[Data records for software interfaces]
=-=-=-=-=

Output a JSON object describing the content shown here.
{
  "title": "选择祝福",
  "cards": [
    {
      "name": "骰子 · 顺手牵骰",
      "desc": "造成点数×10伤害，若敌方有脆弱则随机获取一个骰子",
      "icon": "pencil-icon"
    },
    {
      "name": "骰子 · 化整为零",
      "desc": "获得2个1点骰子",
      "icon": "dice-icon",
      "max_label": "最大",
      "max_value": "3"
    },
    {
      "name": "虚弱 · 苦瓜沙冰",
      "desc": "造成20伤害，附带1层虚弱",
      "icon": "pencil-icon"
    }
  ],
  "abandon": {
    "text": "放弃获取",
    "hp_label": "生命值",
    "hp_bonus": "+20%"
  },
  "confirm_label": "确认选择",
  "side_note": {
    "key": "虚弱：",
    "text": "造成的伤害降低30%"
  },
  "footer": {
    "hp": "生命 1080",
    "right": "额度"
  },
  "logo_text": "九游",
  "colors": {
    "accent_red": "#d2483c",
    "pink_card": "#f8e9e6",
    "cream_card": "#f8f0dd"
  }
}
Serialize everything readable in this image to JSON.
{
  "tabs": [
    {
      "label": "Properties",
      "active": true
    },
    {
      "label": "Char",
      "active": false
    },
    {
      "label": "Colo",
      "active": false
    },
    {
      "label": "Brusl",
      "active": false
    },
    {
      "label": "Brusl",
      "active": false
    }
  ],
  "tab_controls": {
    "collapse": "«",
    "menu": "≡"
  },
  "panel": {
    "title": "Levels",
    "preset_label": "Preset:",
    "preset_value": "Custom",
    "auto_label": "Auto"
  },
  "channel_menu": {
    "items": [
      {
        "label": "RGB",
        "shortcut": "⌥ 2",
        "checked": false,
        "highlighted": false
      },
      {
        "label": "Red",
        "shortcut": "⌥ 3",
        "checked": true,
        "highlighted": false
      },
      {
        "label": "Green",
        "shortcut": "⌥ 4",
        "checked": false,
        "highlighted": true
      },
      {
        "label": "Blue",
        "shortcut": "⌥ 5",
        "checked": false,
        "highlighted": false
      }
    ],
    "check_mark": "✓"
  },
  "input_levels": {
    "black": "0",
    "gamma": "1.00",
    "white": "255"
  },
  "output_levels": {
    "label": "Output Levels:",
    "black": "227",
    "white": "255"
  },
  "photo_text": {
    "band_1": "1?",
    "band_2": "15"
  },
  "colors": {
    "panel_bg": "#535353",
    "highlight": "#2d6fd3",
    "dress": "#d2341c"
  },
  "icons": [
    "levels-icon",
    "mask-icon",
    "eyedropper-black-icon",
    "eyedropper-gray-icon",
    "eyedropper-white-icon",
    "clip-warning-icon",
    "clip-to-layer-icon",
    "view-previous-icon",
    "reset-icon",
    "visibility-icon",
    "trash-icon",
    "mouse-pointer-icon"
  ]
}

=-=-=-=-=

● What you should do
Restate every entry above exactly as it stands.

● Task solution
Output a JSON object describing the content shown here.
{
  "title": "选择祝福",
  "cards": [
    {
      "name": "骰子 · 顺手牵骰",
      "desc": "造成点数×10伤害，若敌方有脆弱则随机获取一个骰子",
      "icon": "pencil-icon"
    },
    {
      "name": "骰子 · 化整为零",
      "desc": "获得2个1点骰子",
      "icon": "dice-icon",
      "max_label": "最大",
      "max_value": "3"
    },
    {
      "name": "虚弱 · 苦瓜沙冰",
      "desc": "造成20伤害，附带1层虚弱",
      "icon": "pencil-icon"
    }
  ],
  "abandon": {
    "text": "放弃获取",
    "hp_label": "生命值",
    "hp_bonus": "+20%"
  },
  "confirm_label": "确认选择",
  "side_note": {
    "key": "虚弱：",
    "text": "造成的伤害降低30%"
  },
  "footer": {
    "hp": "生命 1080",
    "right": "额度"
  },
  "logo_text": "九游",
  "colors": {
    "accent_red": "#d2483c",
    "pink_card": "#f8e9e6",
    "cream_card": "#f8f0dd"
  }
}
Serialize everything readable in this image to JSON.
{
  "tabs": [
    {
      "label": "Properties",
      "active": true
    },
    {
      "label": "Char",
      "active": false
    },
    {
      "label": "Colo",
      "active": false
    },
    {
      "label": "Brusl",
      "active": false
    },
    {
      "label": "Brusl",
      "active": false
    }
  ],
  "tab_controls": {
    "collapse": "«",
    "menu": "≡"
  },
  "panel": {
    "title": "Levels",
    "preset_label": "Preset:",
    "preset_value": "Custom",
    "auto_label": "Auto"
  },
  "channel_menu": {
    "items": [
      {
        "label": "RGB",
        "shortcut": "⌥ 2",
        "checked": false,
        "highlighted": false
      },
      {
        "label": "Red",
        "shortcut": "⌥ 3",
        "checked": true,
        "highlighted": false
      },
      {
        "label": "Green",
        "shortcut": "⌥ 4",
        "checked": false,
        "highlighted": true
      },
      {
        "label": "Blue",
        "shortcut": "⌥ 5",
        "checked": false,
        "highlighted": false
      }
    ],
    "check_mark": "✓"
  },
  "input_levels": {
    "black": "0",
    "gamma": "1.00",
    "white": "255"
  },
  "output_levels": {
    "label": "Output Levels:",
    "black": "227",
    "white": "255"
  },
  "photo_text": {
    "band_1": "1?",
    "band_2": "15"
  },
  "colors": {
    "panel_bg": "#535353",
    "highlight": "#2d6fd3",
    "dress": "#d2341c"
  },
  "icons": [
    "levels-icon",
    "mask-icon",
    "eyedropper-black-icon",
    "eyedropper-gray-icon",
    "eyedropper-white-icon",
    "clip-warning-icon",
    "clip-to-layer-icon",
    "view-previous-icon",
    "reset-icon",
    "visibility-icon",
    "trash-icon",
    "mouse-pointer-icon"
  ]
}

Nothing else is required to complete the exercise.